Given entries ▸

• • • • •

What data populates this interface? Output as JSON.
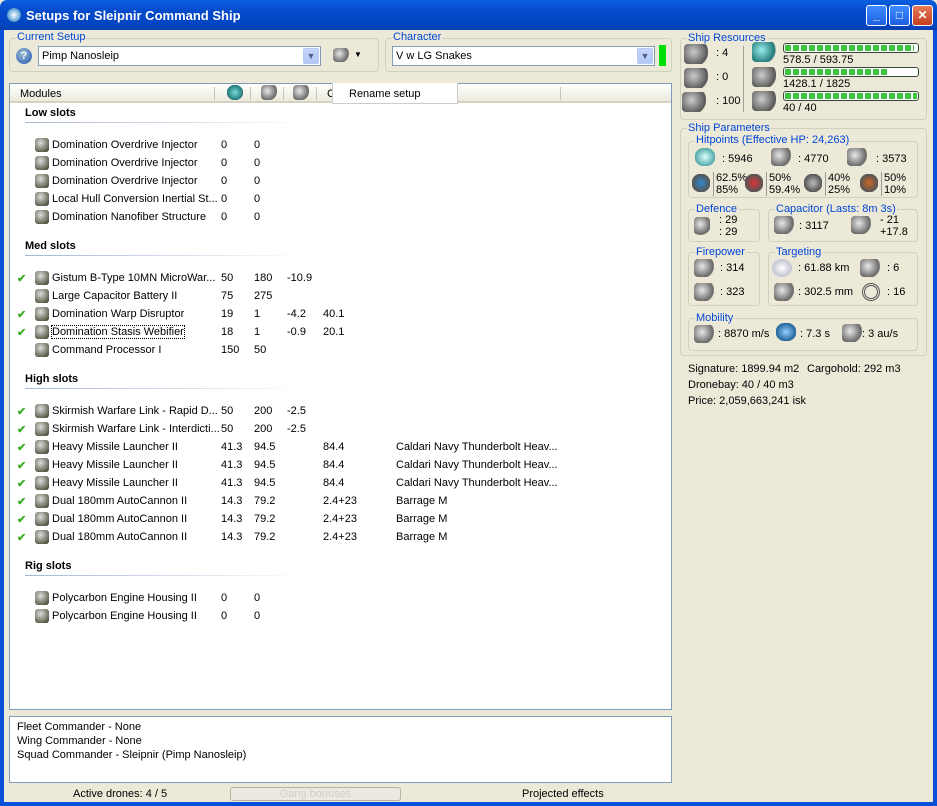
{
  "window": {
    "title": "Setups for Sleipnir Command Ship",
    "minimize": "_",
    "maximize": "□",
    "close": "✕"
  },
  "setup": {
    "label": "Current Setup",
    "value": "Pimp Nanosleip",
    "help_icon": "?"
  },
  "character": {
    "label": "Character",
    "value": "V w LG Snakes",
    "status_color": "#00e000"
  },
  "menu": {
    "rename": "Rename setup"
  },
  "modules": {
    "header": "Modules",
    "header_partial": "C",
    "sections": [
      {
        "title": "Low slots",
        "rows": [
          {
            "checked": false,
            "name": "Domination Overdrive Injector",
            "c": [
              "0",
              "0",
              "",
              "",
              ""
            ]
          },
          {
            "checked": false,
            "name": "Domination Overdrive Injector",
            "c": [
              "0",
              "0",
              "",
              "",
              ""
            ]
          },
          {
            "checked": false,
            "name": "Domination Overdrive Injector",
            "c": [
              "0",
              "0",
              "",
              "",
              ""
            ]
          },
          {
            "checked": false,
            "name": "Local Hull Conversion Inertial St...",
            "c": [
              "0",
              "0",
              "",
              "",
              ""
            ]
          },
          {
            "checked": false,
            "name": "Domination Nanofiber Structure",
            "c": [
              "0",
              "0",
              "",
              "",
              ""
            ]
          }
        ]
      },
      {
        "title": "Med slots",
        "rows": [
          {
            "checked": true,
            "name": "Gistum B-Type 10MN MicroWar...",
            "c": [
              "50",
              "180",
              "-10.9",
              "",
              ""
            ]
          },
          {
            "checked": false,
            "name": "Large Capacitor Battery II",
            "c": [
              "75",
              "275",
              "",
              "",
              ""
            ]
          },
          {
            "checked": true,
            "name": "Domination Warp Disruptor",
            "c": [
              "19",
              "1",
              "-4.2",
              "40.1",
              ""
            ]
          },
          {
            "checked": true,
            "name": "Domination Stasis Webifier",
            "c": [
              "18",
              "1",
              "-0.9",
              "20.1",
              ""
            ],
            "focused": true
          },
          {
            "checked": false,
            "name": "Command Processor I",
            "c": [
              "150",
              "50",
              "",
              "",
              ""
            ]
          }
        ]
      },
      {
        "title": "High slots",
        "rows": [
          {
            "checked": true,
            "name": "Skirmish Warfare Link - Rapid D...",
            "c": [
              "50",
              "200",
              "-2.5",
              "",
              ""
            ]
          },
          {
            "checked": true,
            "name": "Skirmish Warfare Link - Interdicti...",
            "c": [
              "50",
              "200",
              "-2.5",
              "",
              ""
            ]
          },
          {
            "checked": true,
            "name": "Heavy Missile Launcher II",
            "c": [
              "41.3",
              "94.5",
              "",
              "84.4",
              "Caldari Navy Thunderbolt Heav..."
            ]
          },
          {
            "checked": true,
            "name": "Heavy Missile Launcher II",
            "c": [
              "41.3",
              "94.5",
              "",
              "84.4",
              "Caldari Navy Thunderbolt Heav..."
            ]
          },
          {
            "checked": true,
            "name": "Heavy Missile Launcher II",
            "c": [
              "41.3",
              "94.5",
              "",
              "84.4",
              "Caldari Navy Thunderbolt Heav..."
            ]
          },
          {
            "checked": true,
            "name": "Dual 180mm AutoCannon II",
            "c": [
              "14.3",
              "79.2",
              "",
              "2.4+23",
              "Barrage M"
            ]
          },
          {
            "checked": true,
            "name": "Dual 180mm AutoCannon II",
            "c": [
              "14.3",
              "79.2",
              "",
              "2.4+23",
              "Barrage M"
            ]
          },
          {
            "checked": true,
            "name": "Dual 180mm AutoCannon II",
            "c": [
              "14.3",
              "79.2",
              "",
              "2.4+23",
              "Barrage M"
            ]
          }
        ]
      },
      {
        "title": "Rig slots",
        "rows": [
          {
            "checked": false,
            "name": "Polycarbon Engine Housing II",
            "c": [
              "0",
              "0",
              "",
              "",
              ""
            ]
          },
          {
            "checked": false,
            "name": "Polycarbon Engine Housing II",
            "c": [
              "0",
              "0",
              "",
              "",
              ""
            ]
          }
        ]
      }
    ]
  },
  "fleet": [
    "Fleet Commander - None",
    "Wing Commander - None",
    "Squad Commander - Sleipnir (Pimp Nanosleip)"
  ],
  "status": {
    "drones": "Active drones: 4 / 5",
    "gang": "Gang bonuses",
    "projected": "Projected effects"
  },
  "resources": {
    "label": "Ship Resources",
    "turrets": ": 4",
    "launchers": ": 0",
    "calibration": ": 100",
    "cpu": {
      "text": "578.5 / 593.75",
      "fraction": 0.974
    },
    "powergrid": {
      "text": "1428.1 / 1825",
      "fraction": 0.782
    },
    "drones": {
      "text": "40 / 40",
      "fraction": 1.0
    }
  },
  "params": {
    "label": "Ship Parameters",
    "hp": {
      "label": "Hitpoints (Effective HP: 24,263)",
      "shield": ": 5946",
      "armor": ": 4770",
      "structure": ": 3573",
      "resists": [
        [
          "62.5%",
          "85%"
        ],
        [
          "50%",
          "59.4%"
        ],
        [
          "40%",
          "25%"
        ],
        [
          "50%",
          "10%"
        ]
      ]
    },
    "defence": {
      "label": "Defence",
      "a": ": 29",
      "b": ": 29"
    },
    "capacitor": {
      "label": "Capacitor (Lasts: 8m 3s)",
      "capacity": ": 3117",
      "use": "- 21",
      "recharge": "+17.8"
    },
    "firepower": {
      "label": "Firepower",
      "turret": ": 314",
      "missile": ": 323"
    },
    "targeting": {
      "label": "Targeting",
      "range": ": 61.88 km",
      "targets": ": 6",
      "scan": ": 302.5 mm",
      "sensor": ": 16"
    },
    "mobility": {
      "label": "Mobility",
      "speed": ": 8870 m/s",
      "align": ": 7.3 s",
      "warp": ": 3 au/s"
    },
    "signature": "Signature: 1899.94 m2",
    "cargo": "Cargohold: 292 m3",
    "dronebay": "Dronebay: 40 / 40 m3",
    "price": "Price: 2,059,663,241 isk"
  }
}
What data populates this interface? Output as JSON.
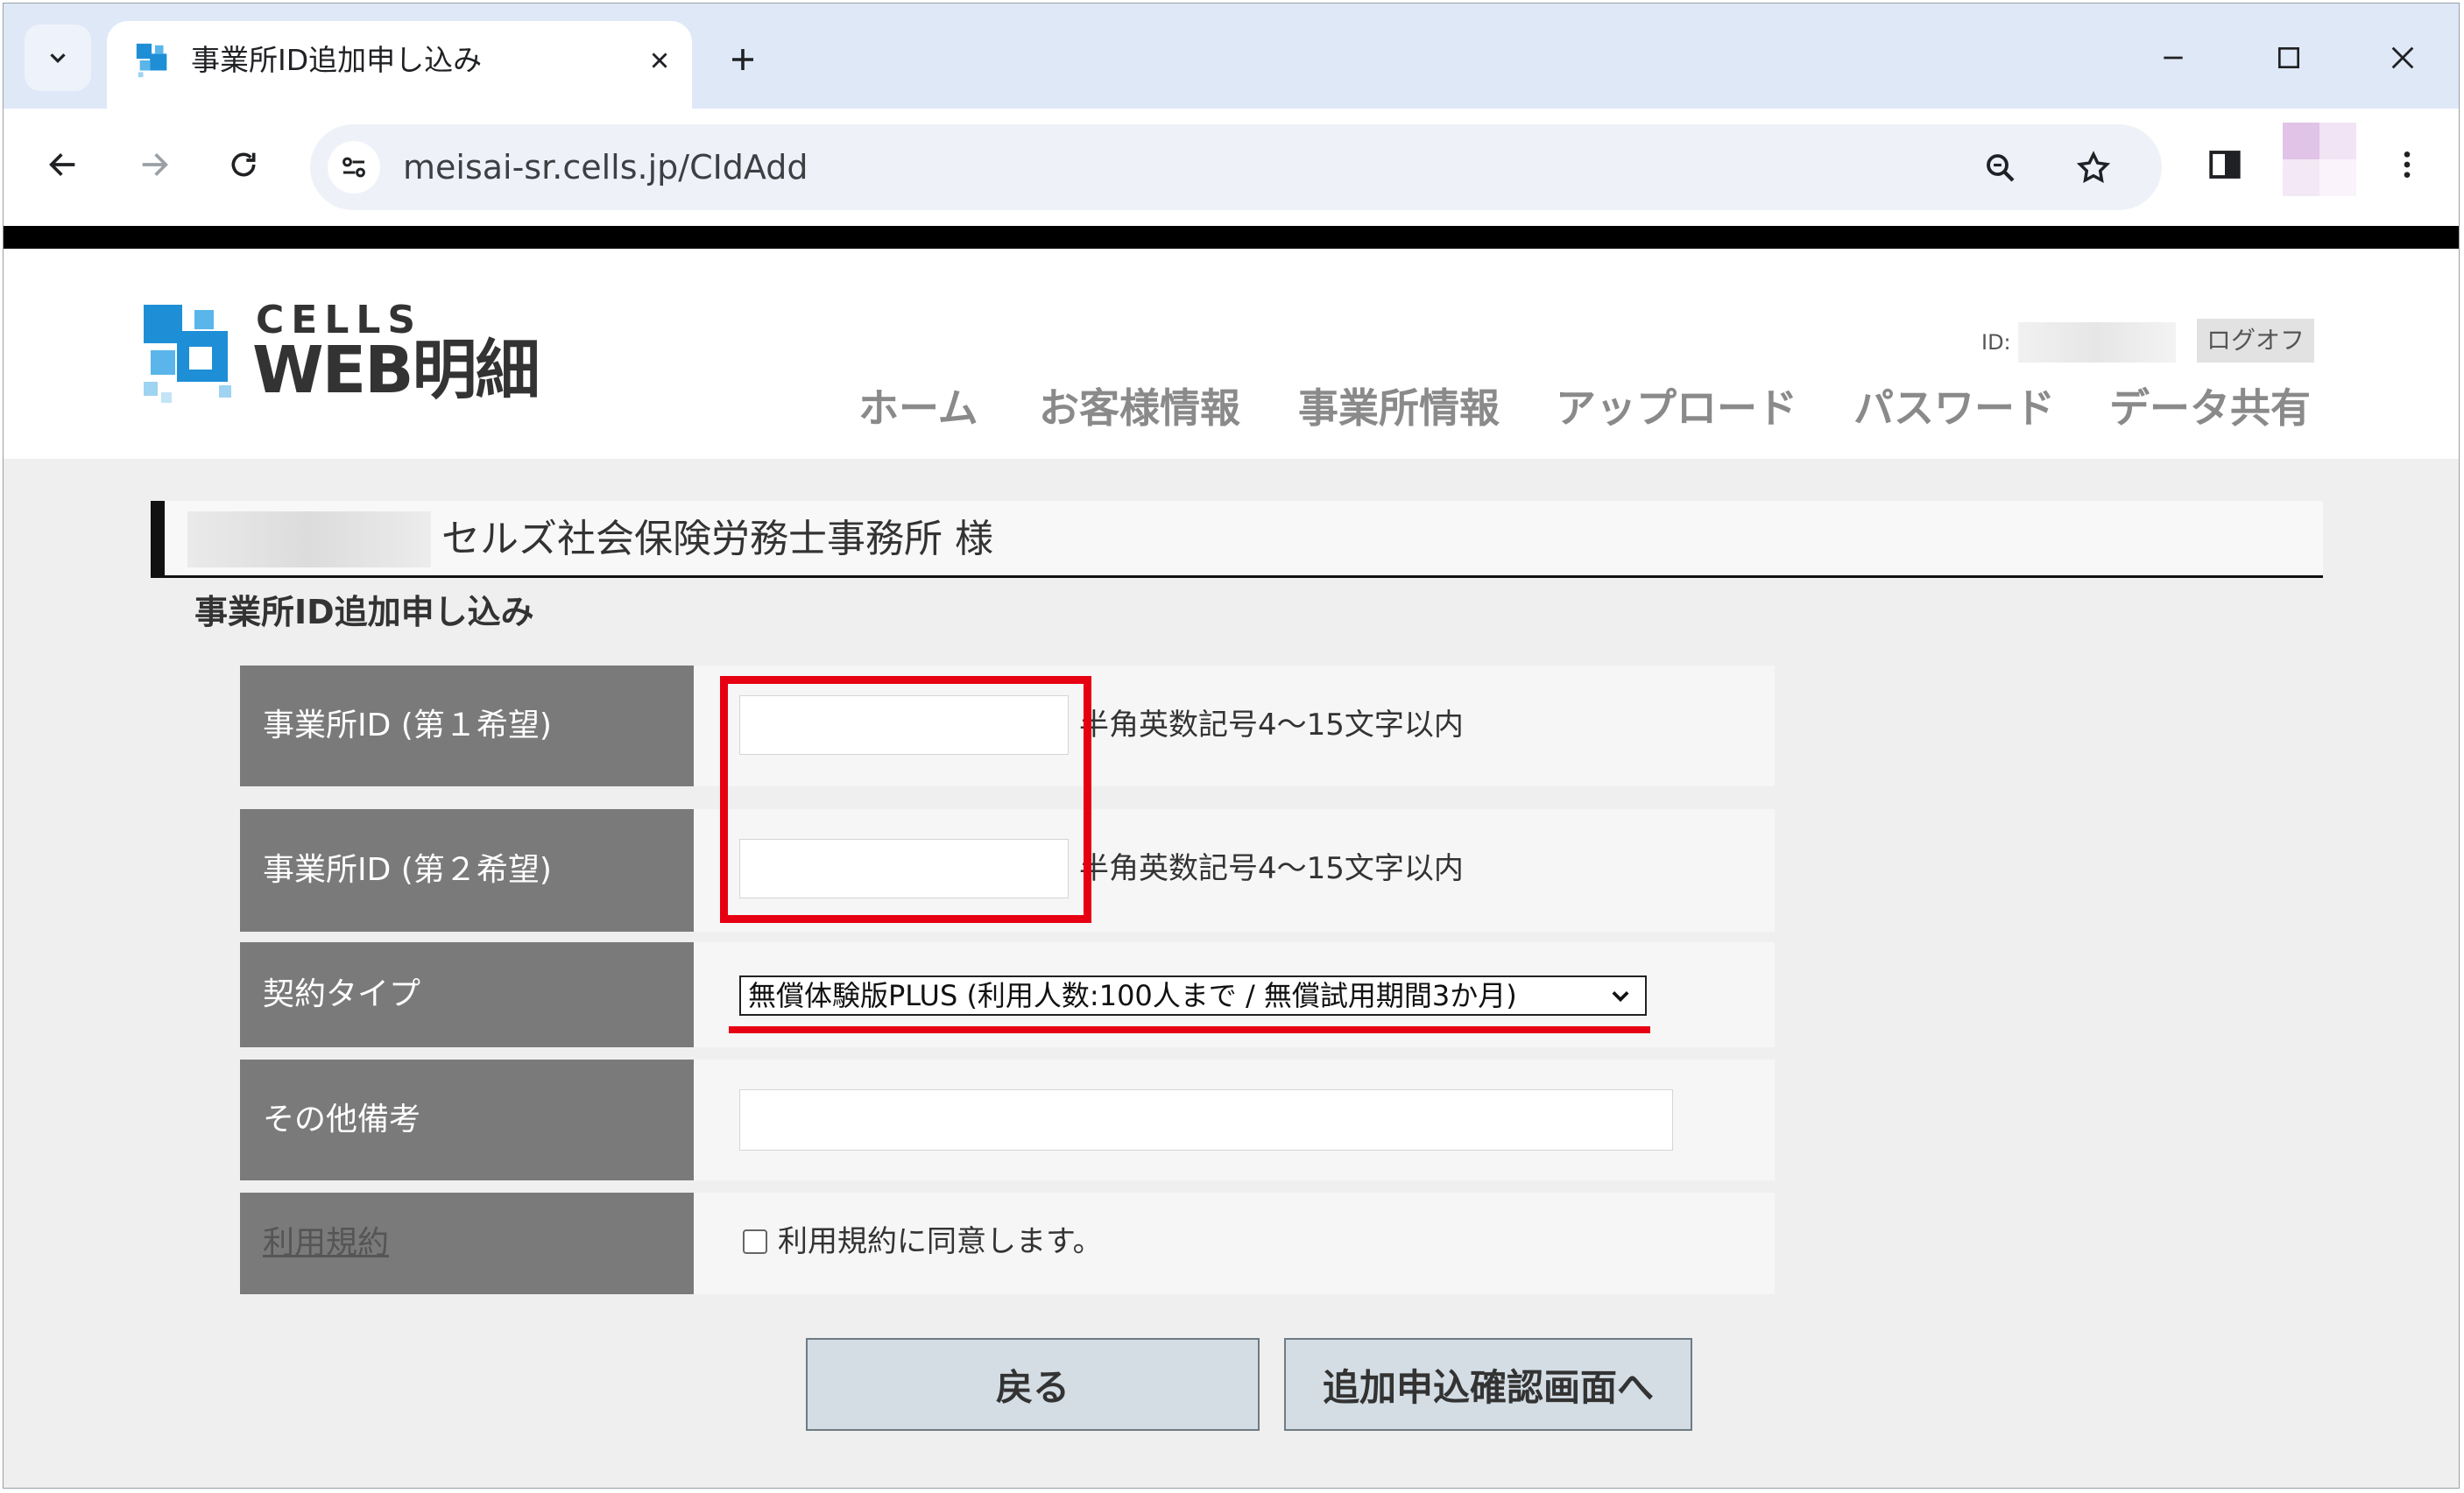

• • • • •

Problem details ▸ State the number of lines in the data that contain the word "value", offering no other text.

Written reply ▸ 2